**WORK ORDER**
The word "toggle" occurs in some of the lines below; copy each of those lines.

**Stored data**
++++++

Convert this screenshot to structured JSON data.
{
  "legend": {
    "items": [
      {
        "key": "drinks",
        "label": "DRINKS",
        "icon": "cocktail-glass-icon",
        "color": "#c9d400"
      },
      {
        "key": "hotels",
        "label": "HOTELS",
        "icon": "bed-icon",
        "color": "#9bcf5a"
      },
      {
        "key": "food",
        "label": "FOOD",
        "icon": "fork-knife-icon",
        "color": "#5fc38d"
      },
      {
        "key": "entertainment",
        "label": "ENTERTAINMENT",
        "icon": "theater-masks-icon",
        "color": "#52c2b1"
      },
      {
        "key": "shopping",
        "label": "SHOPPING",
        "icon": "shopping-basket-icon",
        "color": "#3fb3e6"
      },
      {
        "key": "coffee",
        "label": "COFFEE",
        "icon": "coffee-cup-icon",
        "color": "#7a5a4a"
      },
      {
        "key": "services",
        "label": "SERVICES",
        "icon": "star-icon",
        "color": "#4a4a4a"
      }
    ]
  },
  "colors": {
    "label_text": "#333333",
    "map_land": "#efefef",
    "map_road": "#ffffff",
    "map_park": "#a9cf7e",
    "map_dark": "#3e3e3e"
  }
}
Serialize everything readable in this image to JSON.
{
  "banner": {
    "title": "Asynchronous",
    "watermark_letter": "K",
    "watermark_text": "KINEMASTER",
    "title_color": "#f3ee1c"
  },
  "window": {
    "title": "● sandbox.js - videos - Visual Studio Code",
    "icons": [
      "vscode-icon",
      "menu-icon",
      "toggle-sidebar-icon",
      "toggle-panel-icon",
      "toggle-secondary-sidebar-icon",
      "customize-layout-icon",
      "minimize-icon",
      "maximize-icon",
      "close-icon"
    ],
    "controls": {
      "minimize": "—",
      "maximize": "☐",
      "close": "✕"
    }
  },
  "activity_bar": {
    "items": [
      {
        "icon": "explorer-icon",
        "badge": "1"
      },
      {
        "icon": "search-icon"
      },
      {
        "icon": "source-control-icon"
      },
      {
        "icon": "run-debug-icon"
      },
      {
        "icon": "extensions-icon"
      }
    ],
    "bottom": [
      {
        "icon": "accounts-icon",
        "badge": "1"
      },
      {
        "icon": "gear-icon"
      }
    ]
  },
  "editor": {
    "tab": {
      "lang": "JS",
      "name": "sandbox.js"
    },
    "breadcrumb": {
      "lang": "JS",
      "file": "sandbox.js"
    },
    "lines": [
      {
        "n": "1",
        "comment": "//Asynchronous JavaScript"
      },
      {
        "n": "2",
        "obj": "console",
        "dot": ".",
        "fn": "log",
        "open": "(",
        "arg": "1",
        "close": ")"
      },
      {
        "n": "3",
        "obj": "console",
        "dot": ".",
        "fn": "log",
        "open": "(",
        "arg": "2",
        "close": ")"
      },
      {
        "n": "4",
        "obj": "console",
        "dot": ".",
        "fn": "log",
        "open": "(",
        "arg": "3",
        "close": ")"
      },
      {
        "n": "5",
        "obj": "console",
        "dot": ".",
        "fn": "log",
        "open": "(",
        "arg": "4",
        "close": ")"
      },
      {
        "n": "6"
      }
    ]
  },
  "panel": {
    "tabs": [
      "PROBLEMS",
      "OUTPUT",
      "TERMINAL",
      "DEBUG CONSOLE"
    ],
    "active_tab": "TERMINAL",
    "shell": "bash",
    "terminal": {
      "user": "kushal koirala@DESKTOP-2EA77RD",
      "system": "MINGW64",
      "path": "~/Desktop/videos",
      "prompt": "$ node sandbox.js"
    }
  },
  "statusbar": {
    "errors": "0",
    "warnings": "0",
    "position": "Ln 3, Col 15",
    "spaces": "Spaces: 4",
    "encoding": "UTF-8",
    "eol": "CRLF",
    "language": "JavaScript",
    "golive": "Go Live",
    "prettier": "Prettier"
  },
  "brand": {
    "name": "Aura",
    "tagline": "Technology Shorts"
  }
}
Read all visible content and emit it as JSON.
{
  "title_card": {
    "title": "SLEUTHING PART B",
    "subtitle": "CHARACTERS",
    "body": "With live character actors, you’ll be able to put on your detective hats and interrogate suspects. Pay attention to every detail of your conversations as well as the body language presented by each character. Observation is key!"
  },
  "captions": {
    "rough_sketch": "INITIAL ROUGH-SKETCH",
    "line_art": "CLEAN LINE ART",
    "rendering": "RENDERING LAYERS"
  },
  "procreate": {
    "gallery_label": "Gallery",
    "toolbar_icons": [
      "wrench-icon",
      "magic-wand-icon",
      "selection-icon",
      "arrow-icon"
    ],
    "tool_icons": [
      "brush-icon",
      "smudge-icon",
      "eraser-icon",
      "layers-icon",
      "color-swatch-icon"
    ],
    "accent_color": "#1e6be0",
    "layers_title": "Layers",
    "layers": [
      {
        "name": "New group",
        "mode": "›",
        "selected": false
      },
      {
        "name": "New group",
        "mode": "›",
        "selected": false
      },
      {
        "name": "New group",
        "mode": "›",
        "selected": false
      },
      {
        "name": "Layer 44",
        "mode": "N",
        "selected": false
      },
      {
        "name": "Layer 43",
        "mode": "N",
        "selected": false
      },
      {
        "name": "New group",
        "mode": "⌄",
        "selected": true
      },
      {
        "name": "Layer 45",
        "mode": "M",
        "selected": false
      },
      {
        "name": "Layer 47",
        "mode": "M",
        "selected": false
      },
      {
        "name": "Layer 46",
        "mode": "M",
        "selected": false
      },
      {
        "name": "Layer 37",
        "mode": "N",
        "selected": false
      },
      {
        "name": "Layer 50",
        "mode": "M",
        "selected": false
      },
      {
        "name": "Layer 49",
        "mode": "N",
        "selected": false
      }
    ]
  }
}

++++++

**SOLUTION TO THE PROBLEM**
      "toggle-sidebar-icon",
      "toggle-panel-icon",
      "toggle-secondary-sidebar-icon",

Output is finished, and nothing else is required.